Task directions:
Print the data once more, exactly as supplied.

The data:

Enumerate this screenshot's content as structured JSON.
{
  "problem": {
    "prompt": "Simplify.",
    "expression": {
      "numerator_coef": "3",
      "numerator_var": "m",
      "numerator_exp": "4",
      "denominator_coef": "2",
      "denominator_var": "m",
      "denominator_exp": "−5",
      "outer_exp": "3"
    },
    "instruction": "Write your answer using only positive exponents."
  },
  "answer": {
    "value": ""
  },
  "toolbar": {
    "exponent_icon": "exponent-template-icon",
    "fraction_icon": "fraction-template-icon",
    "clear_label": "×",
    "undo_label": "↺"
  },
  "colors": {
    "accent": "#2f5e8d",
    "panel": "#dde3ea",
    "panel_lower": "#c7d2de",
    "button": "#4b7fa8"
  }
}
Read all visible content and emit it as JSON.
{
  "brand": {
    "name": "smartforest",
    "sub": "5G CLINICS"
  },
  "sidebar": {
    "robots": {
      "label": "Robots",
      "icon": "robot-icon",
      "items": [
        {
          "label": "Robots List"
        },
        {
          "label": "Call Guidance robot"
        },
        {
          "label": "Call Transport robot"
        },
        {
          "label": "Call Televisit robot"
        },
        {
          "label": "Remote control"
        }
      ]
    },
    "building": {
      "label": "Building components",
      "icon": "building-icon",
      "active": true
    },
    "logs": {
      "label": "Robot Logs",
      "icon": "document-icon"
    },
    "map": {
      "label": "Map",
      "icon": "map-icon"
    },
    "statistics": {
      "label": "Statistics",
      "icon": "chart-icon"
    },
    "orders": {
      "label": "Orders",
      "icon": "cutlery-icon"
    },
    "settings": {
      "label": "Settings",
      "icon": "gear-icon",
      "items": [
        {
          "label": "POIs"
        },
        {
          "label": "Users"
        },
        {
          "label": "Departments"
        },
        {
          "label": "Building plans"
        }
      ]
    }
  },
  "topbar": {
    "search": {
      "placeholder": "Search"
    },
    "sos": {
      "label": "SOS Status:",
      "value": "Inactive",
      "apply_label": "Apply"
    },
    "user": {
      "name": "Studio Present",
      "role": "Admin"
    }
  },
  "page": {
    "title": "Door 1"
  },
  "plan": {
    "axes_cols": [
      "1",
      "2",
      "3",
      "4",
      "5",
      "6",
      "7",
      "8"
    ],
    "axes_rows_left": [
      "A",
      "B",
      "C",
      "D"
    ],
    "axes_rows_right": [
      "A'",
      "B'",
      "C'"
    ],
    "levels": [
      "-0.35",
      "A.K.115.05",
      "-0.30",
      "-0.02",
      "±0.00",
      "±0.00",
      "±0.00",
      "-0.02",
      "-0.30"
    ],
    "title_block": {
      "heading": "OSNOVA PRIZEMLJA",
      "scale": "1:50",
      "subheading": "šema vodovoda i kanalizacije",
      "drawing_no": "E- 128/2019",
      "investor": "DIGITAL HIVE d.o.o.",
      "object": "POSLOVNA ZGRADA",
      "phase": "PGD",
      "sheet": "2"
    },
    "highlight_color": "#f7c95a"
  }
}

Solution to the problem:
Enumerate this screenshot's content as structured JSON.
{
  "problem": {
    "prompt": "Simplify.",
    "expression": {
      "numerator_coef": "3",
      "numerator_var": "m",
      "numerator_exp": "4",
      "denominator_coef": "2",
      "denominator_var": "m",
      "denominator_exp": "−5",
      "outer_exp": "3"
    },
    "instruction": "Write your answer using only positive exponents."
  },
  "answer": {
    "value": ""
  },
  "toolbar": {
    "exponent_icon": "exponent-template-icon",
    "fraction_icon": "fraction-template-icon",
    "clear_label": "×",
    "undo_label": "↺"
  },
  "colors": {
    "accent": "#2f5e8d",
    "panel": "#dde3ea",
    "panel_lower": "#c7d2de",
    "button": "#4b7fa8"
  }
}
Read all visible content and emit it as JSON.
{
  "brand": {
    "name": "smartforest",
    "sub": "5G CLINICS"
  },
  "sidebar": {
    "robots": {
      "label": "Robots",
      "icon": "robot-icon",
      "items": [
        {
          "label": "Robots List"
        },
        {
          "label": "Call Guidance robot"
        },
        {
          "label": "Call Transport robot"
        },
        {
          "label": "Call Televisit robot"
        },
        {
          "label": "Remote control"
        }
      ]
    },
    "building": {
      "label": "Building components",
      "icon": "building-icon",
      "active": true
    },
    "logs": {
      "label": "Robot Logs",
      "icon": "document-icon"
    },
    "map": {
      "label": "Map",
      "icon": "map-icon"
    },
    "statistics": {
      "label": "Statistics",
      "icon": "chart-icon"
    },
    "orders": {
      "label": "Orders",
      "icon": "cutlery-icon"
    },
    "settings": {
      "label": "Settings",
      "icon": "gear-icon",
      "items": [
        {
          "label": "POIs"
        },
        {
          "label": "Users"
        },
        {
          "label": "Departments"
        },
        {
          "label": "Building plans"
        }
      ]
    }
  },
  "topbar": {
    "search": {
      "placeholder": "Search"
    },
    "sos": {
      "label": "SOS Status:",
      "value": "Inactive",
      "apply_label": "Apply"
    },
    "user": {
      "name": "Studio Present",
      "role": "Admin"
    }
  },
  "page": {
    "title": "Door 1"
  },
  "plan": {
    "axes_cols": [
      "1",
      "2",
      "3",
      "4",
      "5",
      "6",
      "7",
      "8"
    ],
    "axes_rows_left": [
      "A",
      "B",
      "C",
      "D"
    ],
    "axes_rows_right": [
      "A'",
      "B'",
      "C'"
    ],
    "levels": [
      "-0.35",
      "A.K.115.05",
      "-0.30",
      "-0.02",
      "±0.00",
      "±0.00",
      "±0.00",
      "-0.02",
      "-0.30"
    ],
    "title_block": {
      "heading": "OSNOVA PRIZEMLJA",
      "scale": "1:50",
      "subheading": "šema vodovoda i kanalizacije",
      "drawing_no": "E- 128/2019",
      "investor": "DIGITAL HIVE d.o.o.",
      "object": "POSLOVNA ZGRADA",
      "phase": "PGD",
      "sheet": "2"
    },
    "highlight_color": "#f7c95a"
  }
}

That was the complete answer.